Question: I like to hike, only sometimes I find myself a little closer to rattlesnakes than I would like. What steps can I take to stay safe?
Answer: It's great to hike, but one must be aware of surroundings. In general, snakes are not going to attack unless they feel threatened. Occasionally, people unintentionally step too close to a snake and get bitten. Far too often, however, people see a snake and try to move it off the path or capture it. When this happens, the snake feels threatened and is likely to bite.
The most important thing to do if you see a snake is walk away. Don't approach the snake or try to step over it. Ideally, you should wear hiking boots and long pants, but be sure to drink plenty of liquids so you don't get dehydrated. These steps will reduce the chances of getting envenomed if the snake does try to bite you.
Do not apply ice to the bite. Don't cut the bite or try to suck out the venom. Do not try to capture the snake; the hospital does not need identification of the snake to determine if antivenom will be given. Don't restrict blood flow in any manner. If bitten on the hand, remove all jewelry from the bite area as soon as possible, as dramatic swelling will occur.
It is important that you carry a cellphone.

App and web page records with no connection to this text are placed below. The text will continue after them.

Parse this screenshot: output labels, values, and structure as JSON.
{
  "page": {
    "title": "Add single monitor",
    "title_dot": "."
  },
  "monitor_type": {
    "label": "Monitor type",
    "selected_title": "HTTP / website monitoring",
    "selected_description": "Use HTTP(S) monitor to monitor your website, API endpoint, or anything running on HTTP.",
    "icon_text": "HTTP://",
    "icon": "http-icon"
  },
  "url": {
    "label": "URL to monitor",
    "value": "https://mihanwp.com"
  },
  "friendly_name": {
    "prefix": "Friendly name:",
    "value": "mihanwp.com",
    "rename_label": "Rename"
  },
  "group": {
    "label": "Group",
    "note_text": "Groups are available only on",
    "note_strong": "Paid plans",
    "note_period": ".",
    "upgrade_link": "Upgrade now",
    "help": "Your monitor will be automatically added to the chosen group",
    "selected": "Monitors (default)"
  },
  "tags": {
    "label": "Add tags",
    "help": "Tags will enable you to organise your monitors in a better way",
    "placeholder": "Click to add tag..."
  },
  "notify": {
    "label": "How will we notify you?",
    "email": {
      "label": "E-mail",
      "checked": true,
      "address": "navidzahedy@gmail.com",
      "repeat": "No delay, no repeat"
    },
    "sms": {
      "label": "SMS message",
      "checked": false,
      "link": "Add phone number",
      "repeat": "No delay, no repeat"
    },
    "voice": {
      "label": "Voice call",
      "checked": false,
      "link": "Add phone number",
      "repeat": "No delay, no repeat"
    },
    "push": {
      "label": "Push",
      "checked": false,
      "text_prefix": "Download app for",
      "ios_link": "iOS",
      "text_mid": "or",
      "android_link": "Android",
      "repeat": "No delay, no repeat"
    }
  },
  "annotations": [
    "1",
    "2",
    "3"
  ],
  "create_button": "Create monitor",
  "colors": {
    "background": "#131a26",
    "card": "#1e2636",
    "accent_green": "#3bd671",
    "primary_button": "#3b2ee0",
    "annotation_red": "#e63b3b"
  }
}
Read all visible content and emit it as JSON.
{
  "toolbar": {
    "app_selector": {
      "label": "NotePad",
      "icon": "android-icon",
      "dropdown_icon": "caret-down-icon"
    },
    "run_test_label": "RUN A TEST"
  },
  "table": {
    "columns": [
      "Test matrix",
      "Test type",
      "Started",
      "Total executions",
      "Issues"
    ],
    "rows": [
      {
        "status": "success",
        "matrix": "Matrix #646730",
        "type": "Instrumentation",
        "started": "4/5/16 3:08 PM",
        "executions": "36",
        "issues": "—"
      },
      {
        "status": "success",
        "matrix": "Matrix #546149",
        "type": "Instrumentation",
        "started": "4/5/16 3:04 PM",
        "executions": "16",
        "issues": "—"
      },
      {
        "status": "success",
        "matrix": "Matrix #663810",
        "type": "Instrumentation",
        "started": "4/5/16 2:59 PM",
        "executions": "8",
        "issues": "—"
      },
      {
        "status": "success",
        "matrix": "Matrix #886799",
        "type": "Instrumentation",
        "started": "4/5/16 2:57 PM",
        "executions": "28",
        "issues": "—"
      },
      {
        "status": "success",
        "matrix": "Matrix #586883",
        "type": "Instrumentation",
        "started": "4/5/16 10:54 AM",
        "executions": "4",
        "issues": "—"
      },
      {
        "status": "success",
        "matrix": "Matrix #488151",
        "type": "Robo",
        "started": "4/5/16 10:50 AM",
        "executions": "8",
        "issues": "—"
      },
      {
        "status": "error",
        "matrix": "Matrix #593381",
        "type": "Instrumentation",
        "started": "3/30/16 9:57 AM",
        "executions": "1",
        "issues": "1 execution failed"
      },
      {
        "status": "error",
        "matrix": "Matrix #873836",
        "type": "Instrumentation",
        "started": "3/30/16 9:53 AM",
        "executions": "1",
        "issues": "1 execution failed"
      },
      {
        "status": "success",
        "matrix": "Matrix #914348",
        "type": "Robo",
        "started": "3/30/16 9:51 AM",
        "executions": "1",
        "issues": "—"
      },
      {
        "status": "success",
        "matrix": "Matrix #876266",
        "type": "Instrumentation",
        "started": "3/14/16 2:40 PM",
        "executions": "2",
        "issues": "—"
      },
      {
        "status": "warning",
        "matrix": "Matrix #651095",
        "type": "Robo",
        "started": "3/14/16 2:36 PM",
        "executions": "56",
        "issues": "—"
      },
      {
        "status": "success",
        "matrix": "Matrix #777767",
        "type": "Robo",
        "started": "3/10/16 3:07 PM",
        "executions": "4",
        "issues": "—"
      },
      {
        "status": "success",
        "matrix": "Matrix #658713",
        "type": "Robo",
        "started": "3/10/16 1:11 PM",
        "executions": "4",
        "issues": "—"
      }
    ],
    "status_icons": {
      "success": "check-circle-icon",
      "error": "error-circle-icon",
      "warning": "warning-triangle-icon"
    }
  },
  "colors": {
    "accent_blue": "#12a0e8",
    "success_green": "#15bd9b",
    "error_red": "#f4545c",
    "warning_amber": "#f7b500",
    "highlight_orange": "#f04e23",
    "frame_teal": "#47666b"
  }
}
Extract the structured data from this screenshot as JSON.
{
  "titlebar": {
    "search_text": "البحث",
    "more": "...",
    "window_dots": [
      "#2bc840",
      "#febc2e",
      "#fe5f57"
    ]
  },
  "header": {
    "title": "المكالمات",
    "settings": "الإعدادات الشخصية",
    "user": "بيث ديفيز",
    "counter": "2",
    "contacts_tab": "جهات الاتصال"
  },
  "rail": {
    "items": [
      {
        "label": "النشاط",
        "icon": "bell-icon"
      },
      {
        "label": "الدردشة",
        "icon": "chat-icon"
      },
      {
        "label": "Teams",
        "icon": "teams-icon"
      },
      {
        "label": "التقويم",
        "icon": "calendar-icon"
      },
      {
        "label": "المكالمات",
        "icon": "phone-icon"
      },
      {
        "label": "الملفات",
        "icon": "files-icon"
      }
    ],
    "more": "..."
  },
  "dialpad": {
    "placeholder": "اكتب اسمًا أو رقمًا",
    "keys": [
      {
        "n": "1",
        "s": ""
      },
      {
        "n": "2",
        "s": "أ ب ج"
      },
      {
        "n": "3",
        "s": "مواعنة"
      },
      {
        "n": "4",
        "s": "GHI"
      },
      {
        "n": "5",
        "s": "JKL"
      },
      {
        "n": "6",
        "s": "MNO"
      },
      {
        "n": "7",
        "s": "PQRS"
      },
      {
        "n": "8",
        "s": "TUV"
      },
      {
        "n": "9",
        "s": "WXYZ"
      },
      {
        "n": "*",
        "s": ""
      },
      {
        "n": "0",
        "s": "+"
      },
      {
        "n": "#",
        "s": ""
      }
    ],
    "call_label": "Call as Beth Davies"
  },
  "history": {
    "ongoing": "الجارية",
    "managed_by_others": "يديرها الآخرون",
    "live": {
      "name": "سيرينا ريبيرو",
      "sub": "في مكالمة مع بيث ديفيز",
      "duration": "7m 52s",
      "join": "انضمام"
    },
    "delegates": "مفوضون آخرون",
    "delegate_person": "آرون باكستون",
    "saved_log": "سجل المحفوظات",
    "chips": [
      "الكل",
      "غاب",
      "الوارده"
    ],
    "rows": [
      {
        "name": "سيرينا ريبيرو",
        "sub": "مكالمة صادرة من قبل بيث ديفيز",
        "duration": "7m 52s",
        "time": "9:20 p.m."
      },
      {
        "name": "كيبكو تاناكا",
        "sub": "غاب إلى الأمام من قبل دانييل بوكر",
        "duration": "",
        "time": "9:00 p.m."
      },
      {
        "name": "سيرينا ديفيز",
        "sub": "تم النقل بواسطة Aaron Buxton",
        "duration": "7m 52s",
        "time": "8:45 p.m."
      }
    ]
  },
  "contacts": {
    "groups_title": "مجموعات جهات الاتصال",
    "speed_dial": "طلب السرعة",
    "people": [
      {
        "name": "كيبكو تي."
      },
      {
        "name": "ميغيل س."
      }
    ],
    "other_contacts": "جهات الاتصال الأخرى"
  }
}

If you are able to move, make your way back to your transportation and call poison control at (800) 222-1222. If you are mid-hike and are not mobile enough to relocate, move away from the snake and call 911.
Rattlesnake bites can be very painful and also cause you to become quite ill, but with prompt medical care, they are rarely fatal.
For more information, call the 24-hour hotline at (800) 222-1222 or visit the Banner Poison and Drug Information Center website.